I’d also tell myself to go read some Anthony Trollope, because he is hilarious and excellent at that whole omniscient narrator thing. Read widely, young writer-self. Also, don’t be too worried about adverbs.


Beth Goder’s story “To the Eggplant Cannon” was published in Metaphorosis on Friday, 21 April 2017. Subscribe to our e-mail updates so you’ll know when new stories go live.

About Steve Rodgers

Steve Rodgers works in security and cryptography, and has been reading since he was old enough to carry a stack of hard-bound science fiction books out of the library. He and his wife travel when possible (physically or mentally), though their mail is delivered to San Diego. Writings and musings can be found at www.steverodgersauthor.com.


Steve Rodgers’s story “Canoes of Hava’iki” was published in Metaphorosis on Friday, 28 April 2017. Subscribe to our e-mail updates so you’ll know when new stories go live.

Scraps – Juliet Kemp

The bell jingled, and Emmeline looked, frowning, at the door through to the front of the shop. She was in the middle of a fitting, and one did not expect interruptions if one was being fitted for charmwear at Emmeline’s. When a moment passed and Joe, her apprentice, did not appear around the corner, she smiled at Mme Gantiel. “My apologies, Madame. Would you excuse me for just a moment?” At least it was cheerful …

A question for Ian Rennie

Q: Have you ever wondered whether ideas are thought waves directed at you by an AI supercomputer located in the distant future?

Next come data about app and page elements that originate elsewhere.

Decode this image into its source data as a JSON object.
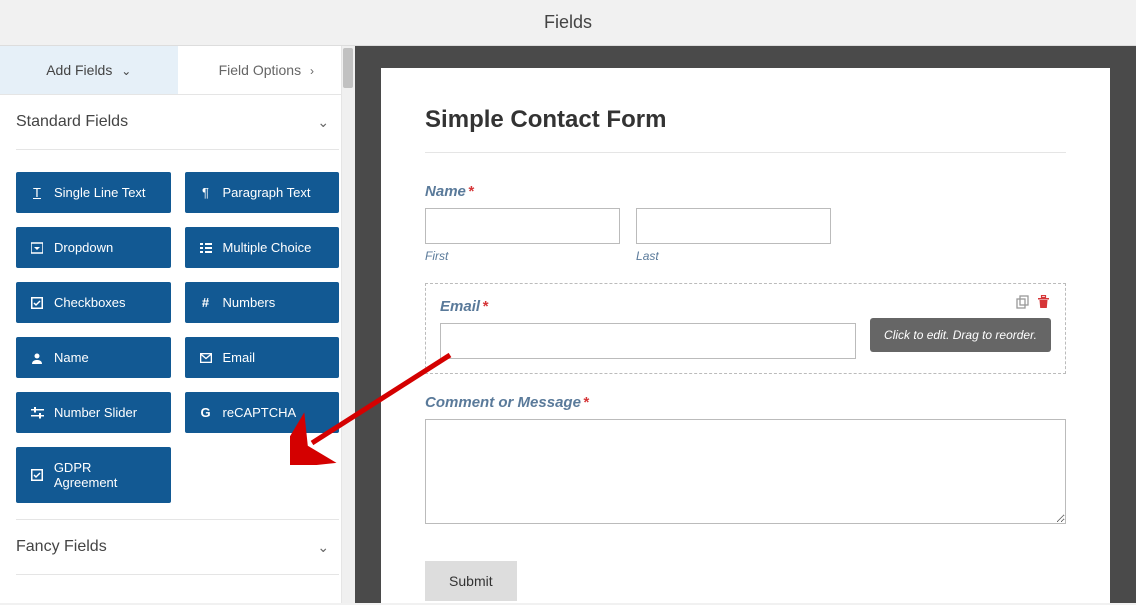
{
  "page": {
    "title": "Fields"
  },
  "tabs": {
    "add_fields": "Add Fields",
    "field_options": "Field Options"
  },
  "sections": {
    "standard": {
      "title": "Standard Fields",
      "items": [
        {
          "icon": "T",
          "label": "Single Line Text"
        },
        {
          "icon": "¶",
          "label": "Paragraph Text"
        },
        {
          "icon": "▾",
          "label": "Dropdown"
        },
        {
          "icon": "≡",
          "label": "Multiple Choice"
        },
        {
          "icon": "☑",
          "label": "Checkboxes"
        },
        {
          "icon": "#",
          "label": "Numbers"
        },
        {
          "icon": "👤",
          "label": "Name"
        },
        {
          "icon": "✉",
          "label": "Email"
        },
        {
          "icon": "⇆",
          "label": "Number Slider"
        },
        {
          "icon": "G",
          "label": "reCAPTCHA"
        },
        {
          "icon": "☑",
          "label": "GDPR Agreement"
        }
      ]
    },
    "fancy": {
      "title": "Fancy Fields"
    }
  },
  "form": {
    "title": "Simple Contact Form",
    "name_label": "Name",
    "first_sub": "First",
    "last_sub": "Last",
    "email_label": "Email",
    "email_tooltip": "Click to edit. Drag to reorder.",
    "comment_label": "Comment or Message",
    "submit_label": "Submit"
  }
}
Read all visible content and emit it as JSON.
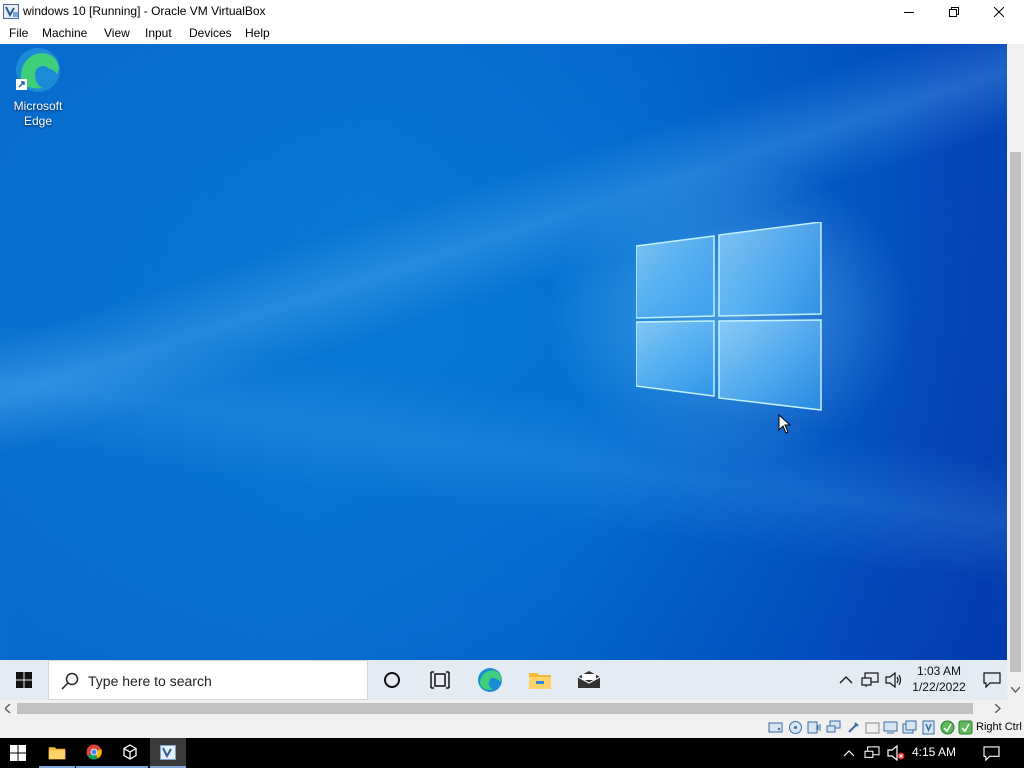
{
  "window": {
    "title": "windows 10 [Running] - Oracle VM VirtualBox",
    "controls": [
      "minimize-icon",
      "restore-icon",
      "close-icon"
    ]
  },
  "menu": {
    "items": [
      "File",
      "Machine",
      "View",
      "Input",
      "Devices",
      "Help"
    ]
  },
  "desktop": {
    "icons": [
      {
        "label_line1": "Microsoft",
        "label_line2": "Edge",
        "icon": "edge-icon"
      }
    ]
  },
  "guest_taskbar": {
    "search_placeholder": "Type here to search",
    "pinned": [
      "cortana-icon",
      "task-view-icon",
      "edge-icon",
      "file-explorer-icon",
      "mail-icon"
    ],
    "tray": [
      "chevron-up-icon",
      "network-icon",
      "volume-icon"
    ],
    "time": "1:03 AM",
    "date": "1/22/2022"
  },
  "statusbar": {
    "icons": [
      "hard-disk-icon",
      "optical-drive-icon",
      "audio-icon",
      "network-icon",
      "usb-icon",
      "shared-folder-icon",
      "display-icon",
      "recording-icon",
      "cpu-icon",
      "mouse-integration-icon",
      "keyboard-icon"
    ],
    "host_key": "Right Ctrl"
  },
  "host_taskbar": {
    "apps": [
      "windows-start-icon",
      "file-explorer-icon",
      "chrome-icon",
      "virtualbox-icon",
      "virtualbox-vm-icon"
    ],
    "time": "4:15 AM"
  },
  "colors": {
    "desktop_blue": "#0a86dc",
    "guest_taskbar": "#e4ebf2",
    "host_taskbar": "#000000"
  }
}
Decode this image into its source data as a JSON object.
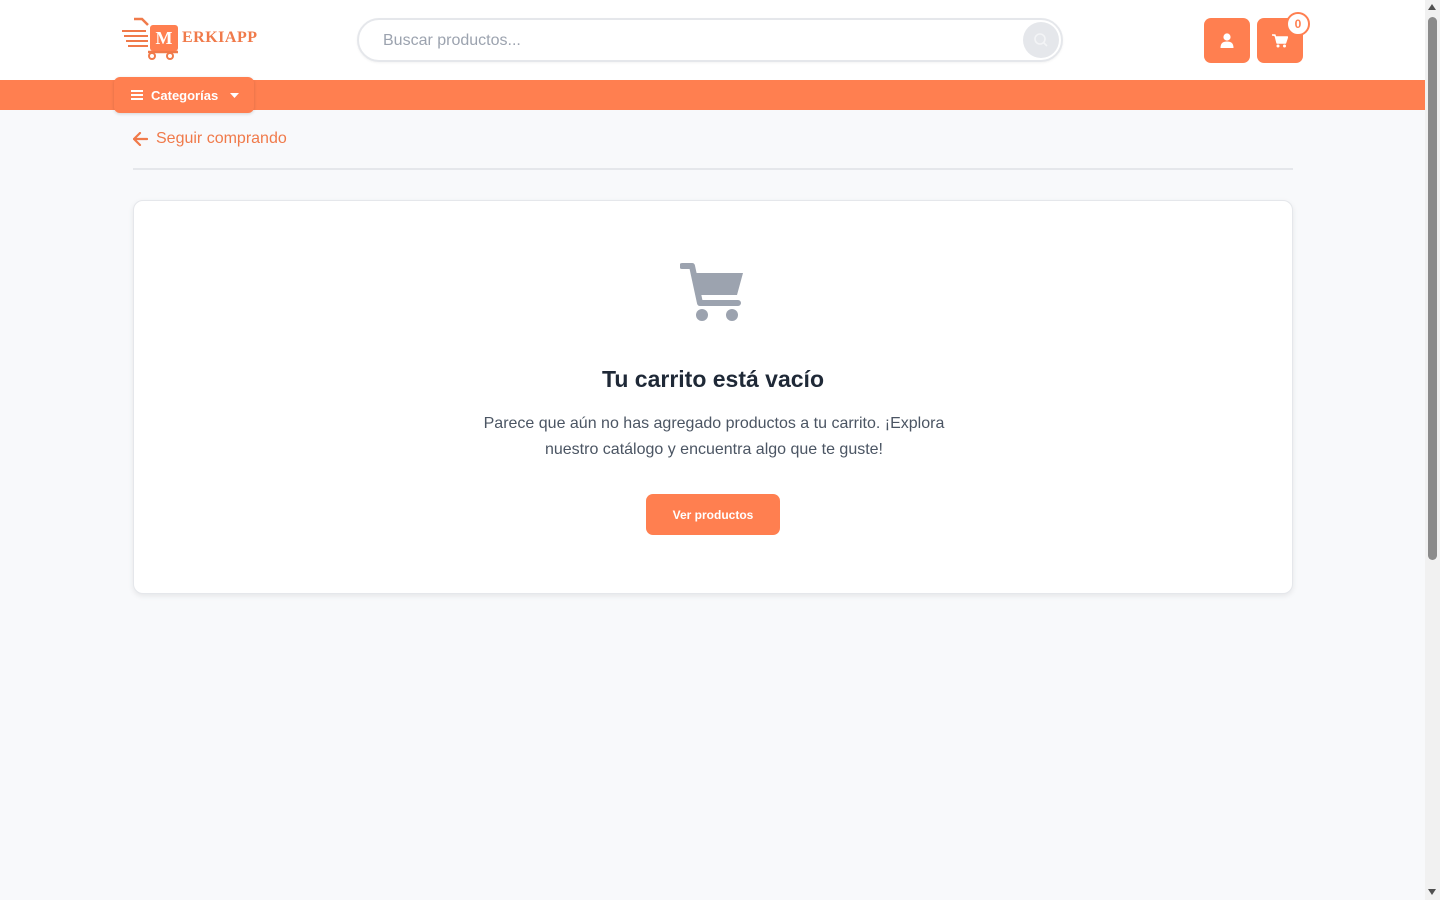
{
  "header": {
    "logo_letter": "M",
    "logo_text": "ERKIAPP",
    "search_placeholder": "Buscar productos...",
    "cart_count": "0"
  },
  "nav": {
    "categories_label": "Categorías"
  },
  "back_link": {
    "label": "Seguir comprando"
  },
  "empty_cart": {
    "title": "Tu carrito está vacío",
    "message": "Parece que aún no has agregado productos a tu carrito. ¡Explora nuestro catálogo y encuentra algo que te guste!",
    "button_label": "Ver productos"
  },
  "colors": {
    "accent": "#ff7f50",
    "muted_icon": "#9ca3af"
  },
  "icons": [
    "logo-cart-icon",
    "search-icon",
    "user-icon",
    "cart-icon",
    "menu-icon",
    "caret-down-icon",
    "arrow-left-icon",
    "empty-cart-icon"
  ]
}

A: Honestly it would be a relief if they were.  It might mean that I couldn’t take credit for any of my good ideas, but it would also mean I couldn’t take all of the blame for my bad ones.  I’ve always liked the Terry Pratchett idea of idea particles whizzing through space looking for receptors in people’s brains, meaning we’re surrounded by creativity all the time.  In truth, though, a great idea is only half the battle.  The best idea in the world is nothing more than an idea unless you do something with it.


Ian Rennie’s story “Angels at the Border” was published in Metaphorosis on Friday, 14 April 2017. Subscribe to our e-mail updates so you’ll know when new stories go live.